Here you’ll see assembly lines for chocolate production, and learn how chocolates are made from start to finish. Some of the chocolates are very fancy – just take a look at these examples on display:
If you’re feeling creative, you can “design” your own custom chocolate bar with one of three kinds of chocolate and over 40 different additions. It’s ready and waiting for you by the time you complete your tour of the museum.
You can easily spend a full day here if you take in everything they offer. They have guided tours with various themes, chocolate making courses, and even chocolate and wine/beer/whisky pairing sessions. They also offer tours for people with disabilities and hearing impaired visitors, making it a very accessible experience for all.
Address: Am Schokoladenmuseum 1A, 50678 Köln, Germany
The Mustard Museum
If chocolate isn’t your thing, you can check out the Mustard Museum (Senfmuseum) instead. It’s conveniently located across the Rhine from the Lindt Chocolate Museum. Dating to 1810, this is one of Europe’s oldest mustard mills. Guided tours of the mill last approximately 1/2 hour, where your guide will walk you through the mustard production process. You can even sample some mustard for free before purchasing some savoury souvenirs from their shop.
Address: Holzmarkt 79-83, 50676 Köln, Germany
Try Some Local Tipple
In the evening, hit up a local pub and grab a cold, refreshing glass of Kölsch. This light tasting beer originated in Cologne, using a top-fermenting yeast. Thanks to the 1986 Kölsch Konvention, a set of detailed brewing rules agreed upon by the brewers of Köln, Kölsch is one of the most strictly defined beer styles in Germany. It’s a light, easy-drinking, non-offensive beer that is especially refreshing on a hot day.
Note the tick marks on the coasters: This is how the wait staff keep track of your tab!
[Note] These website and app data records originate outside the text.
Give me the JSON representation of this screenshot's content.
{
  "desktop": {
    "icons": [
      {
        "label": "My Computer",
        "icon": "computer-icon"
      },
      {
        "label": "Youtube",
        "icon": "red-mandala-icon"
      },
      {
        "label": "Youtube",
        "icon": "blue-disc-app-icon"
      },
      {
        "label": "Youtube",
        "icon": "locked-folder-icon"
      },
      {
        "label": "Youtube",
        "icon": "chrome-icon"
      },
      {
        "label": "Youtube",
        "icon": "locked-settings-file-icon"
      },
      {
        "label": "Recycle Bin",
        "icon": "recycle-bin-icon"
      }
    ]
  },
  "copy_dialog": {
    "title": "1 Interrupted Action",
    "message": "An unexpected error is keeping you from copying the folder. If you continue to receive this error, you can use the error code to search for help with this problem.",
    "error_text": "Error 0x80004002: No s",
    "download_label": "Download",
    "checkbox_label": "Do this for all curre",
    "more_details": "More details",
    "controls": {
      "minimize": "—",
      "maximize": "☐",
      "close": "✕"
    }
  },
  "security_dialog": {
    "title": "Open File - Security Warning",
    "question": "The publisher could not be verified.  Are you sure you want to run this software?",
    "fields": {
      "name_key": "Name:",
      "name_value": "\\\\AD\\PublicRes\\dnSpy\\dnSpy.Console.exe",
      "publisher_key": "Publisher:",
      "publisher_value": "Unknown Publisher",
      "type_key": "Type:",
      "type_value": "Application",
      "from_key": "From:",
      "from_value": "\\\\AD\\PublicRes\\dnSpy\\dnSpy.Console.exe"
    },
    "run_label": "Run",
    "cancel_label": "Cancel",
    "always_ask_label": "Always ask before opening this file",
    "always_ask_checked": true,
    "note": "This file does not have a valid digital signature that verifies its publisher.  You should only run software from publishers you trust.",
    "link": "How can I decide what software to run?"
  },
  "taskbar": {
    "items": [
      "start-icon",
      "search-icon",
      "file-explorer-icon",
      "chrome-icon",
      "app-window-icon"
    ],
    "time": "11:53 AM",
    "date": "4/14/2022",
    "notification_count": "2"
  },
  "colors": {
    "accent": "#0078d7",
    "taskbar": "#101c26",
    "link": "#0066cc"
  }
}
While this isn’t an exhaustive list of sites in Cologne, this guide should give you a pretty good run-down of the highlights. And if you only have 24 hours in Cologne to spend, you want to make the most of your short time here!